While that quote made the rounds, this one – from later in the same interview about the well-publicized on-ice consultation between Smith, Giroux, and DeBrincat – hasn't:
"I think that was blown a little out of proportion. I think we were just chatting about the way we play and what we can do better— we weren’t going through a great stretch at that time — and we were all just spitballing ideas. G[iroux]’s obviously so smart, he’s been around forever, and I was more just there to listen. He’s a guy that’s been through a lot of years and has seen what works and what hasn’t worked. It’s just good to have that dialogue where you’re throwing ideas off and see what sticks. I think that happens a lot more off the ice than people think. It just happened to be on the ice that day. I don’t think it’s that weird. […] Our coaching staff is very open to listening to what we think is going to work and everyone needs to buy in for it to work. If we can spitball ideas, hear each others ideas, it just makes everyone that much better and it makes the buy-in a lot easier."

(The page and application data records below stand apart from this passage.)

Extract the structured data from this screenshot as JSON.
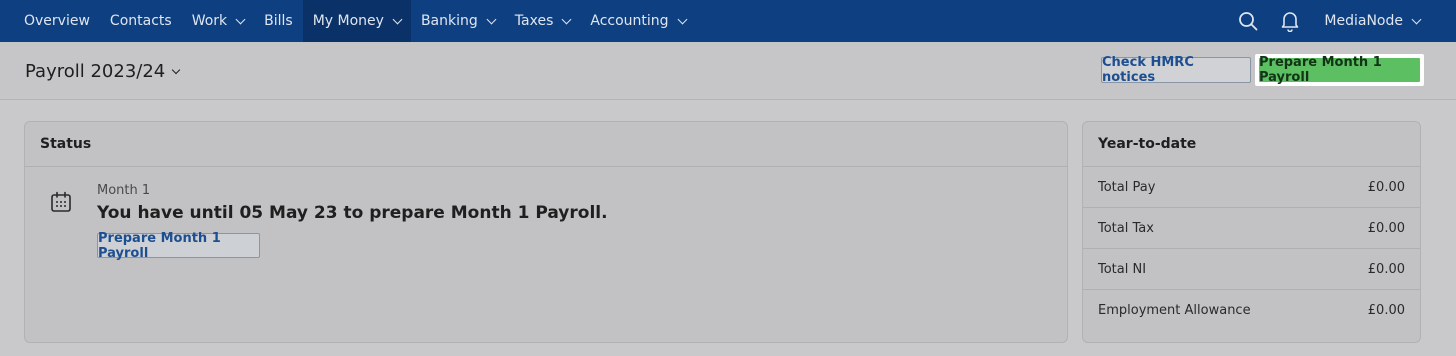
{
  "nav": {
    "items": [
      {
        "label": "Overview",
        "dropdown": false
      },
      {
        "label": "Contacts",
        "dropdown": false
      },
      {
        "label": "Work",
        "dropdown": true
      },
      {
        "label": "Bills",
        "dropdown": false
      },
      {
        "label": "My Money",
        "dropdown": true,
        "active": true
      },
      {
        "label": "Banking",
        "dropdown": true
      },
      {
        "label": "Taxes",
        "dropdown": true
      },
      {
        "label": "Accounting",
        "dropdown": true
      }
    ],
    "search_icon": "search-icon",
    "notifications_icon": "bell-icon",
    "account_name": "MediaNode"
  },
  "header": {
    "title": "Payroll 2023/24",
    "check_hmrc_label": "Check HMRC notices",
    "prepare_label": "Prepare Month 1 Payroll"
  },
  "status": {
    "title": "Status",
    "month_label": "Month 1",
    "deadline_text": "You have until 05 May 23 to prepare Month 1 Payroll.",
    "prepare_button_label": "Prepare Month 1 Payroll",
    "calendar_icon": "calendar-icon"
  },
  "ytd": {
    "title": "Year-to-date",
    "rows": [
      {
        "label": "Total Pay",
        "value": "£0.00"
      },
      {
        "label": "Total Tax",
        "value": "£0.00"
      },
      {
        "label": "Total NI",
        "value": "£0.00"
      },
      {
        "label": "Employment Allowance",
        "value": "£0.00"
      }
    ]
  },
  "colors": {
    "nav_bg": "#0e3f80",
    "primary_button": "#5cc063",
    "link_blue": "#1d4e8f"
  }
}
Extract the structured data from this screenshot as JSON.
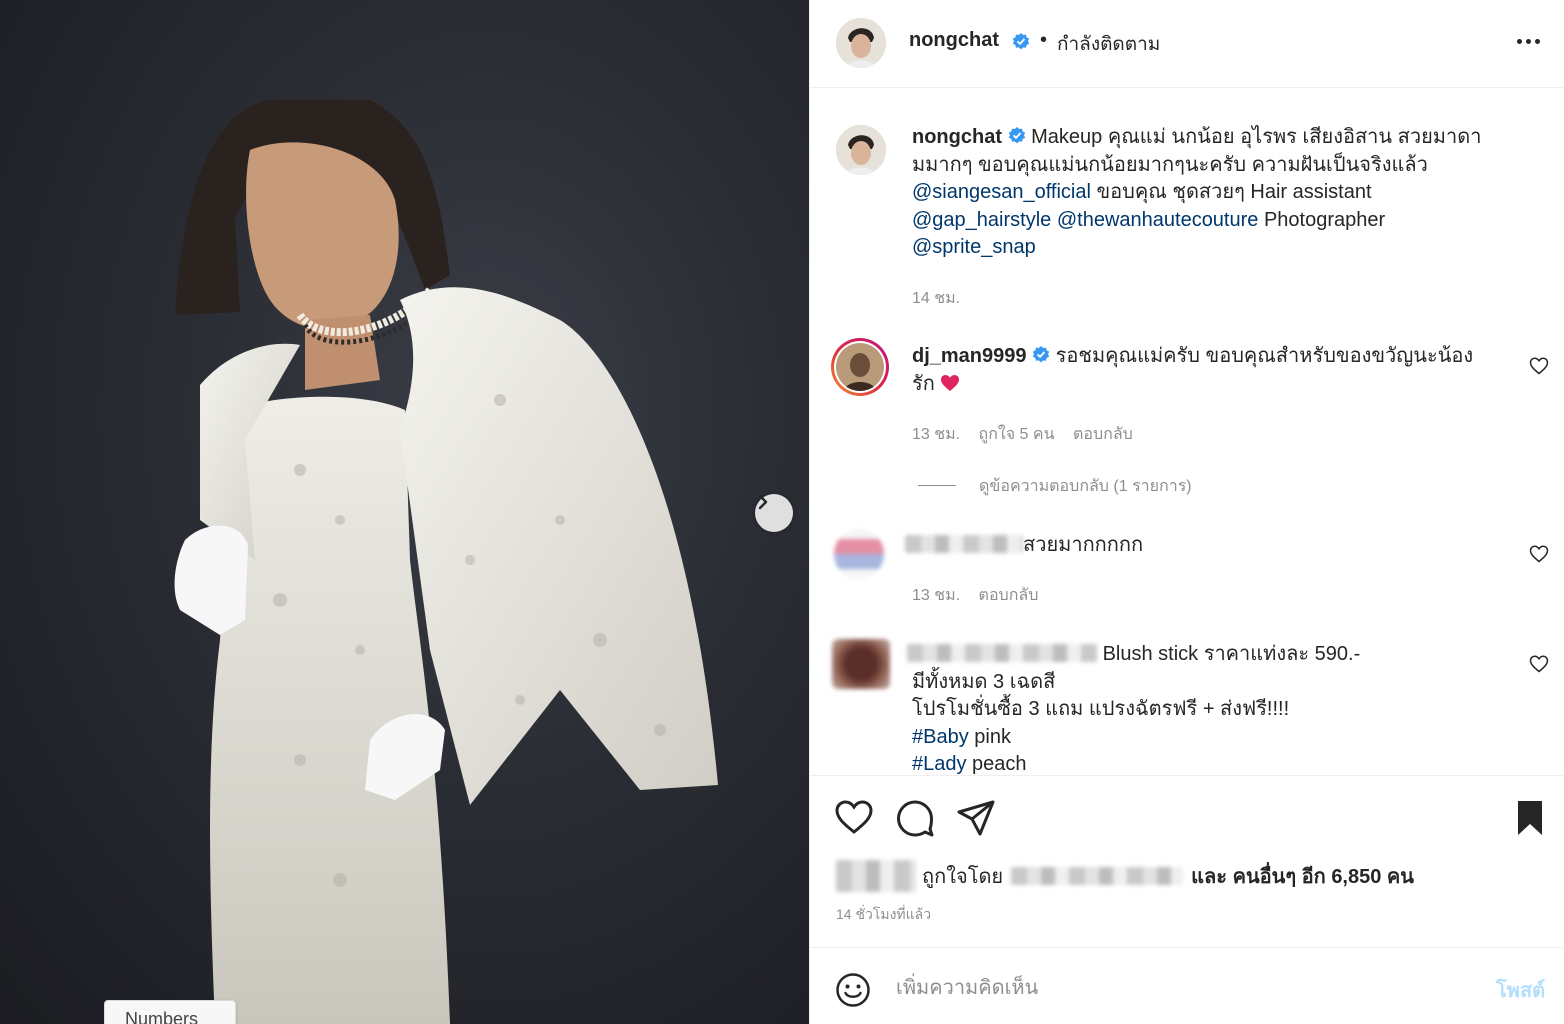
{
  "post": {
    "username": "nongchat",
    "follow_status": "กำลังติดตาม",
    "separator": "•",
    "caption_line1": "Makeup คุณแม่ นกน้อย อุไรพร เสียงอิสาน สวยมาดา",
    "caption_line2": "มมากๆ ขอบคุณแม่นกน้อยมากๆนะครับ ความฝันเป็นจริงแล้ว",
    "mention_siangesan": "@siangesan_official",
    "caption_line3_rest": " ขอบคุณ ชุดสวยๆ Hair assistant",
    "mention_gap": "@gap_hairstyle",
    "mention_thewan": "@thewanhautecouture",
    "caption_line4_rest": " Photographer",
    "mention_sprite": "@sprite_snap",
    "caption_time": "14 ชม."
  },
  "comments": [
    {
      "username": "dj_man9999",
      "text_line1": "รอชมคุณแม่ครับ ขอบคุณสำหรับของขวัญนะน้อง",
      "text_line2": "รัก",
      "time": "13 ชม.",
      "likes": "ถูกใจ 5 คน",
      "reply": "ตอบกลับ",
      "view_replies": "ดูข้อความตอบกลับ (1 รายการ)"
    },
    {
      "text": "สวยมากกกกก",
      "time": "13 ชม.",
      "reply": "ตอบกลับ"
    },
    {
      "text_line1": "Blush stick ราคาแท่งละ 590.-",
      "text_line2": "มีทั้งหมด 3 เฉดสี",
      "text_line3": "โปรโมชั่นซื้อ 3 แถม แปรงฉัตรฟรี + ส่งฟรี!!!!",
      "hashtag1": "#Baby",
      "hashtag1_rest": " pink",
      "hashtag2": "#Lady",
      "hashtag2_rest": " peach"
    }
  ],
  "actions": {
    "liked_by_prefix": "ถูกใจโดย",
    "liked_by_suffix": "และ คนอื่นๆ อีก 6,850 คน",
    "time_ago": "14 ชั่วโมงที่แล้ว"
  },
  "composer": {
    "placeholder": "เพิ่มความคิดเห็น",
    "post_label": "โพสต์",
    "tooltip": "Numbers"
  },
  "colors": {
    "verified": "#3897f0",
    "mention": "#00376b",
    "muted": "#8e8e8e",
    "post_disabled": "#b2dffc"
  },
  "icons": [
    "chevron-right-icon",
    "more-icon",
    "verified-icon",
    "heart-icon",
    "comment-icon",
    "share-icon",
    "bookmark-icon",
    "emoji-icon"
  ]
}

In this piece, I haven't addressed the many valid (and shared) concerns about the team's tactics and structure. I think part of the reason why so many got pulled in by DeBrincat's initial quote is that it acted to confirm the opinions of the fans who have been critical of D.J.'s systems, and I think there's a lot there for the coaching staff to ponder because it's clear they didn't get the most out of their team this season. Of particular concern when it comes to DeBrincat is the woeful 5-on-5 production from the second line. Josh Norris' return will surely help, but will it be enough? While team leaders Brady Tkachuk and Tim Stützle were forthcoming in citing Smith's influence on their development as players, everybody, including Smith, knows that there's a big difference in guiding young players just starting to find their feet, and cultivating an annual playoff contender. As a writer, I'm invested in analyzing these conundrums this offseason, and as a coach, it sounds like Smith is, too:
"My role, if I was back, is to do the most research possible. To play the best style that we can play to get in[to the playoffs]. Do a deep dive into all the teams who have had success over the last 5-6 years: how much do they practice? How long do they practice? We have to do that to be ultra prepared to give our guys the best chance."
As a fan? I think this discourse begs bigger, almost-philosophical questions: what kind of team we want to watch? What kind of organization do we want to support?
Of course we want to win – everyone does – but how do we want to do it?
The organization could replace Smith with a more experienced coach who can act as a 'closer' or 'finisher' – one who could take lessons learned from past playoff success and apply them to the Senators. In a league full of retreads, there's also the risk of the opposite though: a coach whose concepts of discipline, toughness, and leadership cause rifts with the current group. And of course, there are dozens of messy, in-betweens because that's what life is.
I don't know what the right answer is. I'm torn.
Something I do know, though, is that my enjoyment as a fan this year didn't just come from some moments of on-ice magic, but through rekindling my relationship with the players after a – let's face it – six year period where we basically were walking fan favourites to the airport with little end in sight. Being able to cultivate a new generation of stars is no easy task. Being able to become a fan favourite as a coach is even harder. After listening to Smith on Friday, I was struck by how I reacted to his answers, and thought, "how nice of a story would it be if this was the group to complete the journey for the Senators and return them to playoff success." How nice would it be to support a dressing room that sounds like it's full of care.
I wonder what the future has in store.